Task statement
Go through the listing below. Copy each line that has the string "time".

··· Excerpted records

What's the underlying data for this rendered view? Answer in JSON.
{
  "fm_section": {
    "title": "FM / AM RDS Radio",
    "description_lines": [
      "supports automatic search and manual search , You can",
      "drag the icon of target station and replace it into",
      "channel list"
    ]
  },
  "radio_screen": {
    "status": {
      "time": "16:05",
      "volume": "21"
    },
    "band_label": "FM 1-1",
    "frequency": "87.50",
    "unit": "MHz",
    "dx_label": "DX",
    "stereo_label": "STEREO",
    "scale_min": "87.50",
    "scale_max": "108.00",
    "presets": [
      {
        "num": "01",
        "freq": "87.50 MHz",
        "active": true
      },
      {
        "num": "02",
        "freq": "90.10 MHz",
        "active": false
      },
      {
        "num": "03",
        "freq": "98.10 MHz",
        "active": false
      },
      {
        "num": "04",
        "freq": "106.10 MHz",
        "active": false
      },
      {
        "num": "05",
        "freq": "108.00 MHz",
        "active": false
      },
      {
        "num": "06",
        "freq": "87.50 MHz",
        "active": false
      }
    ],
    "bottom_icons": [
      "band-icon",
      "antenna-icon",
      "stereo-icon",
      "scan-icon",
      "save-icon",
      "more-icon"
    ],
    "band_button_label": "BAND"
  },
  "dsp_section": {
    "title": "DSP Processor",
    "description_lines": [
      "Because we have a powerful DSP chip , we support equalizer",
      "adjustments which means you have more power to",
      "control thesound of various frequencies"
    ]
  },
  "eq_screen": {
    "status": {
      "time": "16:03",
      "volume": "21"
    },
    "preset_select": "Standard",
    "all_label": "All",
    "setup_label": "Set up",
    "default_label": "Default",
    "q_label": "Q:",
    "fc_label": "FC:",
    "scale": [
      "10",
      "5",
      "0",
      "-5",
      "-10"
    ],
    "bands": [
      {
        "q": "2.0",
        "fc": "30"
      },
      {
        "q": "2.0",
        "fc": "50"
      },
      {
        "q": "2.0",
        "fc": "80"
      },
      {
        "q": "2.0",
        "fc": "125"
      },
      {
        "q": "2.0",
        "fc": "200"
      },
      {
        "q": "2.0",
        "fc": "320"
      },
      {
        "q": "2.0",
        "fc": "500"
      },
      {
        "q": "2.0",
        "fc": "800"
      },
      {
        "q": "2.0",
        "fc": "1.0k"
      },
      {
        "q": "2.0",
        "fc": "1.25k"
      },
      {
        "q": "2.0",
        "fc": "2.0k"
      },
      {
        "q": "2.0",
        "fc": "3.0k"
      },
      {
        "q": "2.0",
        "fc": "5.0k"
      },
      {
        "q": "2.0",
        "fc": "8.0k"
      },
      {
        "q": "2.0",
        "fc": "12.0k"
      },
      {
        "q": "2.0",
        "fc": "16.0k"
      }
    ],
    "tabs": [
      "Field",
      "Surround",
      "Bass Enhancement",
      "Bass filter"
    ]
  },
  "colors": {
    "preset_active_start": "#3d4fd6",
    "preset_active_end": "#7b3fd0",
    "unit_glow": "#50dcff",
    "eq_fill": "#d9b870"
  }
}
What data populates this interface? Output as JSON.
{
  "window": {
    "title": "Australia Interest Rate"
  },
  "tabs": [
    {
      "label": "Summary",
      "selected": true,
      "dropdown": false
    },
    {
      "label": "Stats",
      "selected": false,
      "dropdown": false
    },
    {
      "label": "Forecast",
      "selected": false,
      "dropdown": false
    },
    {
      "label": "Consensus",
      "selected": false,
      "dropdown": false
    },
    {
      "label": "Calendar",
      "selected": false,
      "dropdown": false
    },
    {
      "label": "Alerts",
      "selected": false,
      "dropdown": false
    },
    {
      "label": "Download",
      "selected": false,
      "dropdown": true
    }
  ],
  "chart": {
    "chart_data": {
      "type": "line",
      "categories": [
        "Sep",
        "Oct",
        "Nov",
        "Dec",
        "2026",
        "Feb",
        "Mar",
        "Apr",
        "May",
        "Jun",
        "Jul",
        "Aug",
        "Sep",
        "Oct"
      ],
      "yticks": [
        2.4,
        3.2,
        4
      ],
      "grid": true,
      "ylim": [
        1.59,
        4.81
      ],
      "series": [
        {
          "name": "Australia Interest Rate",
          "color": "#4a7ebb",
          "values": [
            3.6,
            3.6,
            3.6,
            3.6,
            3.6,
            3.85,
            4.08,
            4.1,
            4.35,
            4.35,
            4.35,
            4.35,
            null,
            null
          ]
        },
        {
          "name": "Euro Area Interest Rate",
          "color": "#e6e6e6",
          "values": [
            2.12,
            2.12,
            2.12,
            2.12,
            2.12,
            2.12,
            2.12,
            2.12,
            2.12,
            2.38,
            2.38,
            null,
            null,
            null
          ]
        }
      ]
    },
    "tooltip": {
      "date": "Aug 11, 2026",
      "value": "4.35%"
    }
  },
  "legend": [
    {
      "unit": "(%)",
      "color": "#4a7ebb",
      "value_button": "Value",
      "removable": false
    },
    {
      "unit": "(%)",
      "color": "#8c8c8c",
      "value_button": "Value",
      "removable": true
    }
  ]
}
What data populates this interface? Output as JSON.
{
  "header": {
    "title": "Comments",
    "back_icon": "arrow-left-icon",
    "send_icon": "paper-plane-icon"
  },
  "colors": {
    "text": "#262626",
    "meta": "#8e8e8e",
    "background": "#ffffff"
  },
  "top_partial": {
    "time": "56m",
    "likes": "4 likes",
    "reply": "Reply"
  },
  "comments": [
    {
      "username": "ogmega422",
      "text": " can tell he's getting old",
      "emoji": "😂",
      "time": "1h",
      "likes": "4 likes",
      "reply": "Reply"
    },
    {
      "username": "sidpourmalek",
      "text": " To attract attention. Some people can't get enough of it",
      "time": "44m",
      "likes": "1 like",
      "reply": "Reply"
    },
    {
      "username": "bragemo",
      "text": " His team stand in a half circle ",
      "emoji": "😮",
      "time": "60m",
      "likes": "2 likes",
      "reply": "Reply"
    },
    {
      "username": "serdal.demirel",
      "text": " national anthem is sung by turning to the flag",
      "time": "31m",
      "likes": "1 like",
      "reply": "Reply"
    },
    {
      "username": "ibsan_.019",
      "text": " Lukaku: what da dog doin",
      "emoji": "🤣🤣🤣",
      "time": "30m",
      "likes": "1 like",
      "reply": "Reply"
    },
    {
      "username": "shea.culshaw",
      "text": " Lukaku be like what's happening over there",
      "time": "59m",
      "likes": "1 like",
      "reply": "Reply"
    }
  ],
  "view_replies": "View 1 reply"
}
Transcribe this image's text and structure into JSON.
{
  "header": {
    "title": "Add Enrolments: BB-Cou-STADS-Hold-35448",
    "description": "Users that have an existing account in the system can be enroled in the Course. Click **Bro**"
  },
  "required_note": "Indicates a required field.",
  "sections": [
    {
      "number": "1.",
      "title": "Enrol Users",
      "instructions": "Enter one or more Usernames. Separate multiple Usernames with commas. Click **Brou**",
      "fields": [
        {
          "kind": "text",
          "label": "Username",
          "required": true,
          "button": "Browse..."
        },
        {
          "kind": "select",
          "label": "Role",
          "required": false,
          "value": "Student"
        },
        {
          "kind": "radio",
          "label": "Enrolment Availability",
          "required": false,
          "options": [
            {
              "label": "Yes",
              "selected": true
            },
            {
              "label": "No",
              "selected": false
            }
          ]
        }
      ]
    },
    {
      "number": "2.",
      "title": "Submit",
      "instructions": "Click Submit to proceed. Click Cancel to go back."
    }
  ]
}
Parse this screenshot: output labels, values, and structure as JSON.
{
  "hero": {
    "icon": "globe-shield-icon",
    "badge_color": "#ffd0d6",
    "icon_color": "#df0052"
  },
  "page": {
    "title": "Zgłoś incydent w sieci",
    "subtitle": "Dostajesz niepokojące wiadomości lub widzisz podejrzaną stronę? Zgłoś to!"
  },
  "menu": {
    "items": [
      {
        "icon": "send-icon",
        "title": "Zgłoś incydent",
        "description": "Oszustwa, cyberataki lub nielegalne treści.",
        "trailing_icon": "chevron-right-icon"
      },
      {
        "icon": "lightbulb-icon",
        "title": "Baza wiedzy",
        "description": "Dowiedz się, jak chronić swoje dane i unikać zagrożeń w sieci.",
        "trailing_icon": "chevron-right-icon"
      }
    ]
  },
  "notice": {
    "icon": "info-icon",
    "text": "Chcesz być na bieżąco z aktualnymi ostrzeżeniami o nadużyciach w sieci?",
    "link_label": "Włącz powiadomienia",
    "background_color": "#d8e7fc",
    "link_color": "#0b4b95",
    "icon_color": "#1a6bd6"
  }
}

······

Written solution
      "time": "16:05",
      "time": "16:03",
    "time": "56m",
      "time": "1h",
      "time": "44m",
      "time": "60m",
      "time": "31m",
      "time": "30m",
      "time": "59m",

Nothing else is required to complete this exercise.